“Peter”, or Petros in Greek, meant “Rock, Stone”—specifically a portable sized “stone” or “rock”. This name is embedded in Orion’s Akkadian identity as a Rē’û/“Shepherd.” Sumerian-Akkadian dictionaries confirm that an alternate logogram for Rē’û/“Shepherd” was SHUBA, and that SHUBA also represented a valuable type of “stone, rock”. Hence one of the names encrypted in Orion’s cuneiform title was SHUBA/“Rock”, which corresponds precisely with the Greek Petros. Because Matthew had also discerned the name “Rock” in Orion’s cuneiform title, the Sea-Walker’s supernatural talent was transferred onto Peter/“Rock”; whom this evangelist portrayed sea-walking alongside Jesus.
Peter’s name, Petros/“Rock”, was enciphered in the cuneiform title of the Sea-Walker constellation, Orion. (sketch: Ashley McCurdy)
Ironically, the evidence for Jesus’ Sea-Walk miracle has been visible in plain sight for the past two-thousand years. When the evangelists peered up at the inviolable record of monumental history that had been etched into the constellations, they saw the name “Christ” embedded in Orion, a deified man striding across the celestial sea. Additional puns enciphered in the Jesus-Orion Sea-Walker tableau elucidated the stories’ smooth commonalities and jolting incompatibilities, which the evangelists reported as factual history in their Gospels.
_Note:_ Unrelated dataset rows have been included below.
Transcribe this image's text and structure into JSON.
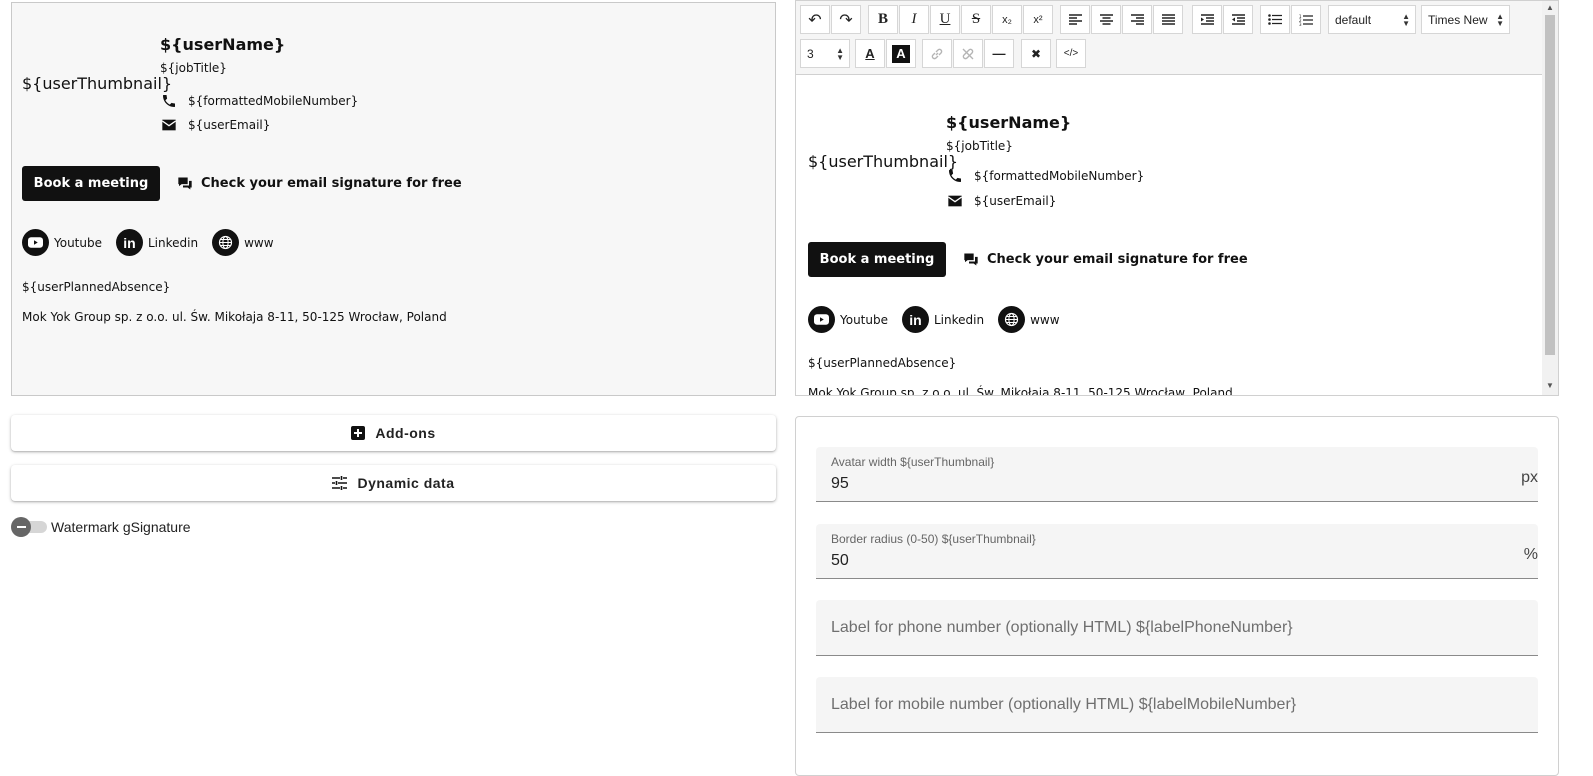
{
  "signature": {
    "thumbnail": "${userThumbnail}",
    "user_name": "${userName}",
    "job_title": "${jobTitle}",
    "mobile": "${formattedMobileNumber}",
    "email": "${userEmail}",
    "book_button": "Book a meeting",
    "check_link": "Check your email signature for free",
    "socials": [
      {
        "label": "Youtube",
        "icon": "youtube-icon"
      },
      {
        "label": "Linkedin",
        "icon": "linkedin-icon"
      },
      {
        "label": "www",
        "icon": "globe-icon"
      }
    ],
    "planned_absence": "${userPlannedAbsence}",
    "address": "Mok Yok Group sp. z o.o. ul. Św. Mikołaja 8-11, 50-125 Wrocław, Poland"
  },
  "left_panel": {
    "addons_label": "Add-ons",
    "dynamic_label": "Dynamic data",
    "watermark_label": "Watermark gSignature",
    "watermark_on": false
  },
  "editor": {
    "toolbar": {
      "undo": "↶",
      "redo": "↷",
      "bold": "B",
      "italic": "I",
      "underline": "U",
      "strike": "S",
      "subscript": "x₂",
      "superscript": "x²",
      "format_select": "default",
      "font_select": "Times New Roman",
      "size_select": "3",
      "text_color": "A",
      "bg_color": "A",
      "hr": "—",
      "clear": "✖",
      "code": "</>"
    }
  },
  "settings": {
    "fields": [
      {
        "label": "Avatar width ${userThumbnail}",
        "value": "95",
        "suffix": "px"
      },
      {
        "label": "Border radius (0-50) ${userThumbnail}",
        "value": "50",
        "suffix": "%"
      },
      {
        "placeholder": "Label for phone number (optionally HTML) ${labelPhoneNumber}"
      },
      {
        "placeholder": "Label for mobile number (optionally HTML) ${labelMobileNumber}"
      }
    ]
  }
}
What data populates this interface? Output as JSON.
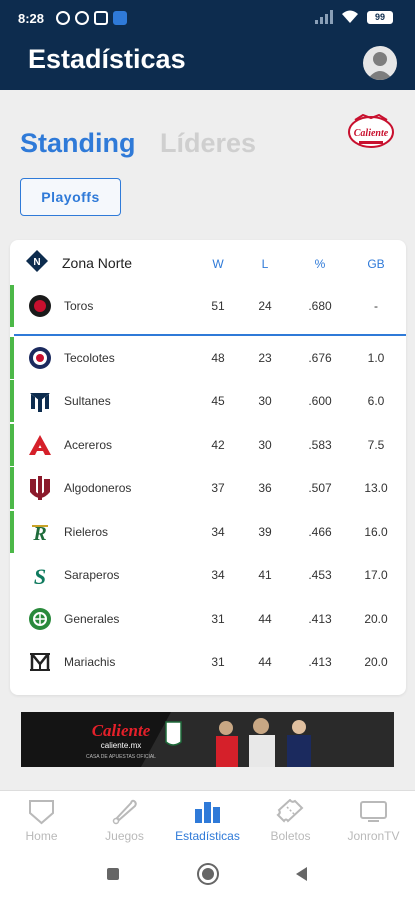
{
  "status_bar": {
    "time": "8:28",
    "battery": "99"
  },
  "header": {
    "title": "Estadísticas"
  },
  "tabs": {
    "standing": "Standing",
    "lideres": "Líderes"
  },
  "playoffs_label": "Playoffs",
  "league_logo_text": "Caliente",
  "zone": {
    "name": "Zona Norte",
    "columns": [
      "W",
      "L",
      "%",
      "GB"
    ],
    "teams": [
      {
        "name": "Toros",
        "w": "51",
        "l": "24",
        "pct": ".680",
        "gb": "-",
        "clinched": true,
        "color": "#c8102e"
      },
      {
        "name": "Tecolotes",
        "w": "48",
        "l": "23",
        "pct": ".676",
        "gb": "1.0",
        "clinched": true,
        "color": "#1b2a5e"
      },
      {
        "name": "Sultanes",
        "w": "45",
        "l": "30",
        "pct": ".600",
        "gb": "6.0",
        "clinched": true,
        "color": "#0d2c4e"
      },
      {
        "name": "Acereros",
        "w": "42",
        "l": "30",
        "pct": ".583",
        "gb": "7.5",
        "clinched": true,
        "color": "#d5202a"
      },
      {
        "name": "Algodoneros",
        "w": "37",
        "l": "36",
        "pct": ".507",
        "gb": "13.0",
        "clinched": true,
        "color": "#8b1a2b"
      },
      {
        "name": "Rieleros",
        "w": "34",
        "l": "39",
        "pct": ".466",
        "gb": "16.0",
        "clinched": true,
        "color": "#1e6b3a"
      },
      {
        "name": "Saraperos",
        "w": "34",
        "l": "41",
        "pct": ".453",
        "gb": "17.0",
        "clinched": false,
        "color": "#0f7a5e"
      },
      {
        "name": "Generales",
        "w": "31",
        "l": "44",
        "pct": ".413",
        "gb": "20.0",
        "clinched": false,
        "color": "#2a8a3c"
      },
      {
        "name": "Mariachis",
        "w": "31",
        "l": "44",
        "pct": ".413",
        "gb": "20.0",
        "clinched": false,
        "color": "#222222"
      }
    ]
  },
  "ad": {
    "brand": "Caliente",
    "url": "caliente.mx",
    "tagline": "CASA DE APUESTAS OFICIAL"
  },
  "bottom_nav": [
    {
      "label": "Home",
      "icon": "home-plate-icon"
    },
    {
      "label": "Juegos",
      "icon": "bat-icon"
    },
    {
      "label": "Estadísticas",
      "icon": "bar-chart-icon",
      "active": true
    },
    {
      "label": "Boletos",
      "icon": "ticket-icon"
    },
    {
      "label": "JonronTV",
      "icon": "tv-icon"
    }
  ],
  "colors": {
    "header": "#0d2c4e",
    "accent": "#2f7ad8",
    "clinched": "#4cb848"
  }
}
Top Image: ‘Christ walking on the sea’, by Amédée Varint. Source: Public Domain